I write more. I write, on average, a post a week. Writing has made me a better doctor and mom, in many ways. When a parent asks a question on a topic I’ve recently researched and written about I can direct them to useful resources without a moment’s hesitation. And, writing makes me read more too. I now have a set of go-to sources for quality child health information that I am well acquainted with and that I can use quickly in clinic or to research a topic.
I think more. Writing makes me think. Insightful comments from readers make me think. Listening to the amazing online community of patients makes me think. My point of view is challenged. My mind is opened. I’m a better doctor.
I make more connections. After I started blogging, I joined Twitter. I thought it might be a good way to share my work. But, I’ve found that, for me, Twitter is so much more. For me, Twitter is about the thoughtful, generous, intelligent community of people that I follow. Every day, they bring me the latest information in medicine, child health, parenting, and general news. They enable me to say to my patients’ parents, yes I did read that study on sleep that just came out and here are some thoughts. Or, there are some new car seat regulations and here’s what you need to know.
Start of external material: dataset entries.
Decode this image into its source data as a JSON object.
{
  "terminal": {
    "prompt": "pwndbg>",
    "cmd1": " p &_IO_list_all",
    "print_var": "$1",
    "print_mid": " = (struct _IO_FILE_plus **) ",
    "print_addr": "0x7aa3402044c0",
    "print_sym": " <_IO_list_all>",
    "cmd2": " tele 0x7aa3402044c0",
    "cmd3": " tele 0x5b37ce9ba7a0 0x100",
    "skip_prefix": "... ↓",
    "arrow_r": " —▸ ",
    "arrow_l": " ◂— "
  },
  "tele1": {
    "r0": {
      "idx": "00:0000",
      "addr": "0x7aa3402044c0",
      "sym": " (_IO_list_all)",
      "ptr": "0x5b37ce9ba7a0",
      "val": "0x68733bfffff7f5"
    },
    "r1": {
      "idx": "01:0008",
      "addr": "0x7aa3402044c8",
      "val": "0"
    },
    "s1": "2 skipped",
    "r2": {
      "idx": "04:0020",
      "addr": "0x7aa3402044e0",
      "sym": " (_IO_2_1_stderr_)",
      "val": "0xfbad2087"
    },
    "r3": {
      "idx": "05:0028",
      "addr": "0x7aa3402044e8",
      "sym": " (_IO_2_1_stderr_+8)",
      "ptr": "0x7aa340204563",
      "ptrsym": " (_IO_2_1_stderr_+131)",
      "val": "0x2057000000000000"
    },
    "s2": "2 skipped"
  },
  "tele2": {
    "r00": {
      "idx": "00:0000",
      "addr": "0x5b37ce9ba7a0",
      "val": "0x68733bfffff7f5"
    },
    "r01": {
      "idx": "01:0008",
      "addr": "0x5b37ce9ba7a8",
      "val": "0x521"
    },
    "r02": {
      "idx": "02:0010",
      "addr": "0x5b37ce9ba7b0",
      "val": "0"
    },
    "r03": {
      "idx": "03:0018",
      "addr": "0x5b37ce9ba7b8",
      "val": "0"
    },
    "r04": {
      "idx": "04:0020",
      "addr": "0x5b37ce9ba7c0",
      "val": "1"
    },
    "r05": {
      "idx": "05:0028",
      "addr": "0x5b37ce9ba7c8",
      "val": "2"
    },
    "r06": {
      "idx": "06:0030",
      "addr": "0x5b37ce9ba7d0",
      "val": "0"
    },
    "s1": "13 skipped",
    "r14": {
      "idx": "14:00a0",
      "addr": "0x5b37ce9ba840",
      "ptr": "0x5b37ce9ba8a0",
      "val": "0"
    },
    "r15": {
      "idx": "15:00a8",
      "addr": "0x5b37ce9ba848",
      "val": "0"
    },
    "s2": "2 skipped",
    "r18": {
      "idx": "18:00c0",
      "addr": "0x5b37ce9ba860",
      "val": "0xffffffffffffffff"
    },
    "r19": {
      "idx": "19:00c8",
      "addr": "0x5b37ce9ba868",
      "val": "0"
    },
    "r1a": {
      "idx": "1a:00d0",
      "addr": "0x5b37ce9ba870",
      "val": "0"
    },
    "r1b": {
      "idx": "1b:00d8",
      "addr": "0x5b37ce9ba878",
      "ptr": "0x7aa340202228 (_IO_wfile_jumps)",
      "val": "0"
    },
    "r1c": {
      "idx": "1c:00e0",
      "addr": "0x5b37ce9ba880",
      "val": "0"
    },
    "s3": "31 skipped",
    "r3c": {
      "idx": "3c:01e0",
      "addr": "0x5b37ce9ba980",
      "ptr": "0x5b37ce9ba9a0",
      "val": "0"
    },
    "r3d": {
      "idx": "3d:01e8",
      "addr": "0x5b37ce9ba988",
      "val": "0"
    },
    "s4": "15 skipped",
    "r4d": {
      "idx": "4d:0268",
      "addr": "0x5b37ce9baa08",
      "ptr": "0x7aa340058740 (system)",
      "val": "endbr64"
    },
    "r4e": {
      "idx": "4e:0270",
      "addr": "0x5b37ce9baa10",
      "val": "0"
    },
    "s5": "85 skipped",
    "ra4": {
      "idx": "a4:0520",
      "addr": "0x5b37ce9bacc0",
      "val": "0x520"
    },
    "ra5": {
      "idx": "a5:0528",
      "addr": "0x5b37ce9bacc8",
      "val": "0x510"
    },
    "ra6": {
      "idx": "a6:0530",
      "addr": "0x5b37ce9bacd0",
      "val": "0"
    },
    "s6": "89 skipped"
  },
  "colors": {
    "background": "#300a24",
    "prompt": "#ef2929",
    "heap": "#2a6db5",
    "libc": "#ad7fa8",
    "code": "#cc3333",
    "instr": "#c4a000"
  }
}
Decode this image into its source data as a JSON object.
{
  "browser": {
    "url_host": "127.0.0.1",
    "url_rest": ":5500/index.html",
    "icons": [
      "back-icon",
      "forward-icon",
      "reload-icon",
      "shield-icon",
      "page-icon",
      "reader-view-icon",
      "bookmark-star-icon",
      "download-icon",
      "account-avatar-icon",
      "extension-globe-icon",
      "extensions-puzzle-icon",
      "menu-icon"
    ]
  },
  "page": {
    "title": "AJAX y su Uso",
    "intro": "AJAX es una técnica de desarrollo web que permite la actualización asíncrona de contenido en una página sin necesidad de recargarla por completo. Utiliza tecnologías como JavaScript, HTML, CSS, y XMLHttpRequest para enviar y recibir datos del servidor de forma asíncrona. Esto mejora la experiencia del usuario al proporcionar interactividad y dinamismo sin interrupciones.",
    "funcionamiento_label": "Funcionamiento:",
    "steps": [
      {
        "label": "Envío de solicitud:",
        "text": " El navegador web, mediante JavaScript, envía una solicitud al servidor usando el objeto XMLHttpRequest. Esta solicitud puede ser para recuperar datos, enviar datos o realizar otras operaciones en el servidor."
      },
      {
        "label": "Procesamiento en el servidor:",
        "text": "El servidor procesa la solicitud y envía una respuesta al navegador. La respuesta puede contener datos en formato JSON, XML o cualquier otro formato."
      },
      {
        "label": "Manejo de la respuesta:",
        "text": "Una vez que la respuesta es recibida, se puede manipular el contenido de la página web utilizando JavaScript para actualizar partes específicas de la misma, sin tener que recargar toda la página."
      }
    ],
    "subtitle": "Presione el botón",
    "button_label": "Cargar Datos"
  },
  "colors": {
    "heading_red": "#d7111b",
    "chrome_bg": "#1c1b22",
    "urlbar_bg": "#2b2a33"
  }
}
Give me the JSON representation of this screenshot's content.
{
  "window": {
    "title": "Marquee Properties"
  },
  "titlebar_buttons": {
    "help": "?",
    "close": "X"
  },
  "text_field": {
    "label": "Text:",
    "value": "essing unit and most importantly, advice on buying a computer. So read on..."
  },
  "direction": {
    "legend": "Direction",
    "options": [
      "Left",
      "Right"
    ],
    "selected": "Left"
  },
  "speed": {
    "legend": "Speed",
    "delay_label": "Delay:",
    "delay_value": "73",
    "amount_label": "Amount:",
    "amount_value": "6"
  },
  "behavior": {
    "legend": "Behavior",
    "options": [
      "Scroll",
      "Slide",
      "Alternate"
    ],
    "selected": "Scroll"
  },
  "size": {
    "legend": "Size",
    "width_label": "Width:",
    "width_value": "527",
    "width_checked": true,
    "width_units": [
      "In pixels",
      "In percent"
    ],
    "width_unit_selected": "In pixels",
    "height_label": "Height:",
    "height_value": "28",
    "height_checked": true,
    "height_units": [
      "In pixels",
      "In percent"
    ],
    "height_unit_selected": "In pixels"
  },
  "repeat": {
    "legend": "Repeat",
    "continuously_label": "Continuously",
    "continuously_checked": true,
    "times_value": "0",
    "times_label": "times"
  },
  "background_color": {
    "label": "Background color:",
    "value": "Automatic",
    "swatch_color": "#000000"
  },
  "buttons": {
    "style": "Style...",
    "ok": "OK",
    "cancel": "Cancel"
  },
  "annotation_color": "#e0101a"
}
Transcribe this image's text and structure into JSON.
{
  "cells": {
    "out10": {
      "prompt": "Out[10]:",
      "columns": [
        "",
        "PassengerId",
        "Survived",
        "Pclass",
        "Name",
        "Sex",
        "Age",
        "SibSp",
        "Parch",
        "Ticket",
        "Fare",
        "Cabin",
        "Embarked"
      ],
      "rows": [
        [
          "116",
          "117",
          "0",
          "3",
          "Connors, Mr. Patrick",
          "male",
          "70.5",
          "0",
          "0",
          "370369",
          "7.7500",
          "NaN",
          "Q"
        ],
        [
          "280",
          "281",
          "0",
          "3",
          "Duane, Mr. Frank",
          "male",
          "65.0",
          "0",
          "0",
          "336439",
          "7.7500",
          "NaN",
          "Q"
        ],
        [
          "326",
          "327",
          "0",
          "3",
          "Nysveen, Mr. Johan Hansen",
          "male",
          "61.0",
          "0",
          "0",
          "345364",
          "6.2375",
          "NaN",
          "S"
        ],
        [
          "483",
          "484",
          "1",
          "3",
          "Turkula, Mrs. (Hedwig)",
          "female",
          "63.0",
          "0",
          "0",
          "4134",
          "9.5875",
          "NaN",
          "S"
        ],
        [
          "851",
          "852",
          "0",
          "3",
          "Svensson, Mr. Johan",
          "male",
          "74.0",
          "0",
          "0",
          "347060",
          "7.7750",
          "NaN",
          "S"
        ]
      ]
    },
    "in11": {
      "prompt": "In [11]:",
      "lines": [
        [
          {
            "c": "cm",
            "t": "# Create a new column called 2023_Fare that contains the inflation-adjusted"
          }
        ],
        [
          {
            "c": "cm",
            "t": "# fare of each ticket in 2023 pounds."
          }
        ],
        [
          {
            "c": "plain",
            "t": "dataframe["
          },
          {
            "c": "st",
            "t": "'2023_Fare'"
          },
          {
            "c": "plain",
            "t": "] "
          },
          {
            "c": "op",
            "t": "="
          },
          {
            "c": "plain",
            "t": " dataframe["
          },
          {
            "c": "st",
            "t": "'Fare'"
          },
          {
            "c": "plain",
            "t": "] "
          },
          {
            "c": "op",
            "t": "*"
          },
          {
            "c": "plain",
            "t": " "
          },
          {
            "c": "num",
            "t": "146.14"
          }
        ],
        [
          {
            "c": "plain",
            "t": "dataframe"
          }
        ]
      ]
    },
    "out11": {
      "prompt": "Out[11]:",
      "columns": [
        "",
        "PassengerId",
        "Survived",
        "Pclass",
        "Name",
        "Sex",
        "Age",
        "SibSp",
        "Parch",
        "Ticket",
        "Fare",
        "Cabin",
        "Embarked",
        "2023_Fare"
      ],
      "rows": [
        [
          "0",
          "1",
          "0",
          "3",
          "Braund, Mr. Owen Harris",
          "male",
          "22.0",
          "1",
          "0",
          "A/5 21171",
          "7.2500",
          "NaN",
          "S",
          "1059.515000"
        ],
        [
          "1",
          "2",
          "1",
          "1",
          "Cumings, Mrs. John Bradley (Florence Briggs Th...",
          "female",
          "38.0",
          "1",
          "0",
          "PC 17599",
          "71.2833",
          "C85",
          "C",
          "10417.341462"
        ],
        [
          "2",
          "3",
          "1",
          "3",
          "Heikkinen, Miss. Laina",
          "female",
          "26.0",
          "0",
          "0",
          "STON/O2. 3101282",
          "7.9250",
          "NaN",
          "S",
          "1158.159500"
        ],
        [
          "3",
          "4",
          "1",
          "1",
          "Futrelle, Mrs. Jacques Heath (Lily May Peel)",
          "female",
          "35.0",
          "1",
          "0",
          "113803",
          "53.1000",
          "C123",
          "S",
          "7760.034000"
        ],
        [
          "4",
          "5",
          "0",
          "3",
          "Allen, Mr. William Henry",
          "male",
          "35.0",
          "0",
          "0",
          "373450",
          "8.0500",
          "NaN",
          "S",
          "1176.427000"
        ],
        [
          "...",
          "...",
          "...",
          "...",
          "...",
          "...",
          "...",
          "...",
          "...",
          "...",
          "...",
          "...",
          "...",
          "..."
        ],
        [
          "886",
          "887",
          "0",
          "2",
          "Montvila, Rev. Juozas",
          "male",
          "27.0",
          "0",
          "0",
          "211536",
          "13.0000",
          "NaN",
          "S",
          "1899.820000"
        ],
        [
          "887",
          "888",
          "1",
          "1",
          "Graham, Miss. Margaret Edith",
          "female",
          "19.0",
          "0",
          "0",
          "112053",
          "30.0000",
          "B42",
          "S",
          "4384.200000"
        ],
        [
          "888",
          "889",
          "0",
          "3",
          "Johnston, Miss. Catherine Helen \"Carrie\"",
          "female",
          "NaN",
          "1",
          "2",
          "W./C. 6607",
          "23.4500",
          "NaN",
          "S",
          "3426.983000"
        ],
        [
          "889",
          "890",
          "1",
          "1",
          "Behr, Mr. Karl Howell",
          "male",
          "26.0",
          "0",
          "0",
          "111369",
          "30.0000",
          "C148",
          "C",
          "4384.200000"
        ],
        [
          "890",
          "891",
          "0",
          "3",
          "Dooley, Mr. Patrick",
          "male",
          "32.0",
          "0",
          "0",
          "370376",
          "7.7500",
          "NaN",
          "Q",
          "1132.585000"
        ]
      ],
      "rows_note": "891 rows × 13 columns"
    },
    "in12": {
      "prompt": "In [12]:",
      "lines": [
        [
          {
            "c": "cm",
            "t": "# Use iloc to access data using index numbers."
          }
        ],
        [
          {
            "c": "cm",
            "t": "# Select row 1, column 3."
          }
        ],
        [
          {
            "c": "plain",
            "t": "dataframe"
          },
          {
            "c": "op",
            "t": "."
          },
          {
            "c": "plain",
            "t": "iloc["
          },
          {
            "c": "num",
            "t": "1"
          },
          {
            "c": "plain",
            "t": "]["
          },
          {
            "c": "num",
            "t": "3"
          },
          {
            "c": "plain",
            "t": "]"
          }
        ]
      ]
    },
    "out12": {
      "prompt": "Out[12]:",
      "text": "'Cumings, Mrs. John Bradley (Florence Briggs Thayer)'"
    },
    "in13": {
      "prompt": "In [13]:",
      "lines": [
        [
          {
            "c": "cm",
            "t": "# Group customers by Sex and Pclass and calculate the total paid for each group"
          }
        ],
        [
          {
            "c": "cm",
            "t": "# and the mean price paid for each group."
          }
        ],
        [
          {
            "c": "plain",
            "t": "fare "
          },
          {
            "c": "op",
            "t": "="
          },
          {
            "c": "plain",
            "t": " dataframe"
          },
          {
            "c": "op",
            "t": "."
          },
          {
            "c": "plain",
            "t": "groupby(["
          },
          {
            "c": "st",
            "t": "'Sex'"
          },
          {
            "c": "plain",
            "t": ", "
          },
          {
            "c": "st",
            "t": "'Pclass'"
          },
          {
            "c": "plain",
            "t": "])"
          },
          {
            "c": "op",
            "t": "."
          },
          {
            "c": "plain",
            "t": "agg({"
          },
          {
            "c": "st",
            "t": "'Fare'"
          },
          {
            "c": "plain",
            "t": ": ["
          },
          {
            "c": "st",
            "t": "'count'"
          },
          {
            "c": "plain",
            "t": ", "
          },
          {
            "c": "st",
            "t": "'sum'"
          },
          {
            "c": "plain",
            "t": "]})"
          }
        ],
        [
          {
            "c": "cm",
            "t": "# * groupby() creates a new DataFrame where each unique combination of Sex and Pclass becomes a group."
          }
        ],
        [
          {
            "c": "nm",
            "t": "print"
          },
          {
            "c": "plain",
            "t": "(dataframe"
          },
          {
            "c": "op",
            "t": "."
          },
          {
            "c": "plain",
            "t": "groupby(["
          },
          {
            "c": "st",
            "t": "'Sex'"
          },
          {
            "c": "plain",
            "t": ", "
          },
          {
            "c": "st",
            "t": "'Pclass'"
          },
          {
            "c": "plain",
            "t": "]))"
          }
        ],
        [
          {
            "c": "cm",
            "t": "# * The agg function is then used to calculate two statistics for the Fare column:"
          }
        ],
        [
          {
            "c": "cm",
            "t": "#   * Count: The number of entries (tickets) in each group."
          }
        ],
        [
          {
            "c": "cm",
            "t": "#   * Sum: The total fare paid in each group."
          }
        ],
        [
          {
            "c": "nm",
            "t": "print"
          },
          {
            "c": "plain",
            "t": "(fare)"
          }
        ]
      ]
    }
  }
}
I am a more effective child advocate. By being more connected, I am both more aware of the current policy issues affecting kids and more effective at spreading the word.
I’ve started to become more “digitally literate.” There is no debating that this is where healthcare is going. It’s good to be in the thick of it.
I have more hope for healthcare. Thanks to social media I have met,people both online and in real life who are working every day to make healthcare better. People with innovative ideas and incredible drive who I am excited to join. People who give me hope that, with the help of new technology and hard work, we will improve our broken healthcare system.
Sure, there are limitations to social media. Nothing replaces face-to-face communication. I’ve also learned to take breaks now and then. Regain perspective. I’ve learned to dip in and out of the social media stream and not worry too much about missing something. If it’s important or compelling, it’ll come around again. I’m certain that the ways we share information will continue to change and evolve. Perhaps, this will all sound quaint in five years. But, for now, I think all of this communication and knowledge sharing is a good thing for patients, their families and for me.
Editor’s Note: For AAP Members, the Academy has a wonderful webpage entitled, “Making the Most of SocialMedia” This resource is full of helpful tips and advice so login and check it out.